#### Task item:
The output must match the entries below exactly.

(Data records)

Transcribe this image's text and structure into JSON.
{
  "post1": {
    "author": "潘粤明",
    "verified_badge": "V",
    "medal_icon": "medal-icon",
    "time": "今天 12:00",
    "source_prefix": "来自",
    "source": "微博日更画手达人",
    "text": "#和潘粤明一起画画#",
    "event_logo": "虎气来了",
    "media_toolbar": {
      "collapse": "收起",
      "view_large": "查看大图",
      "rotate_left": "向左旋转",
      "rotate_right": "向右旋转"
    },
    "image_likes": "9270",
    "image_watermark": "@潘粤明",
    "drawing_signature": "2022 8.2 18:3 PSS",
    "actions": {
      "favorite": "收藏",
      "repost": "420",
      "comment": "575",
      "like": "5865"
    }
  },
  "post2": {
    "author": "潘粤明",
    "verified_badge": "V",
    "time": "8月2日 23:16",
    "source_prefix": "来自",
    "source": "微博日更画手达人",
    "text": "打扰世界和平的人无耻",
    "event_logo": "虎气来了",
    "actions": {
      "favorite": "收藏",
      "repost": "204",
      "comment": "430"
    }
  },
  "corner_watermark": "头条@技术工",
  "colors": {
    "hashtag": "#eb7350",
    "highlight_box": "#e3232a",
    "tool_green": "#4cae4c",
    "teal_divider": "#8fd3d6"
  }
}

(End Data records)

#### Response to the task:
Transcribe this image's text and structure into JSON.
{
  "post1": {
    "author": "潘粤明",
    "verified_badge": "V",
    "medal_icon": "medal-icon",
    "time": "今天 12:00",
    "source_prefix": "来自",
    "source": "微博日更画手达人",
    "text": "#和潘粤明一起画画#",
    "event_logo": "虎气来了",
    "media_toolbar": {
      "collapse": "收起",
      "view_large": "查看大图",
      "rotate_left": "向左旋转",
      "rotate_right": "向右旋转"
    },
    "image_likes": "9270",
    "image_watermark": "@潘粤明",
    "drawing_signature": "2022 8.2 18:3 PSS",
    "actions": {
      "favorite": "收藏",
      "repost": "420",
      "comment": "575",
      "like": "5865"
    }
  },
  "post2": {
    "author": "潘粤明",
    "verified_badge": "V",
    "time": "8月2日 23:16",
    "source_prefix": "来自",
    "source": "微博日更画手达人",
    "text": "打扰世界和平的人无耻",
    "event_logo": "虎气来了",
    "actions": {
      "favorite": "收藏",
      "repost": "204",
      "comment": "430"
    }
  },
  "corner_watermark": "头条@技术工",
  "colors": {
    "hashtag": "#eb7350",
    "highlight_box": "#e3232a",
    "tool_green": "#4cae4c",
    "teal_divider": "#8fd3d6"
  }
}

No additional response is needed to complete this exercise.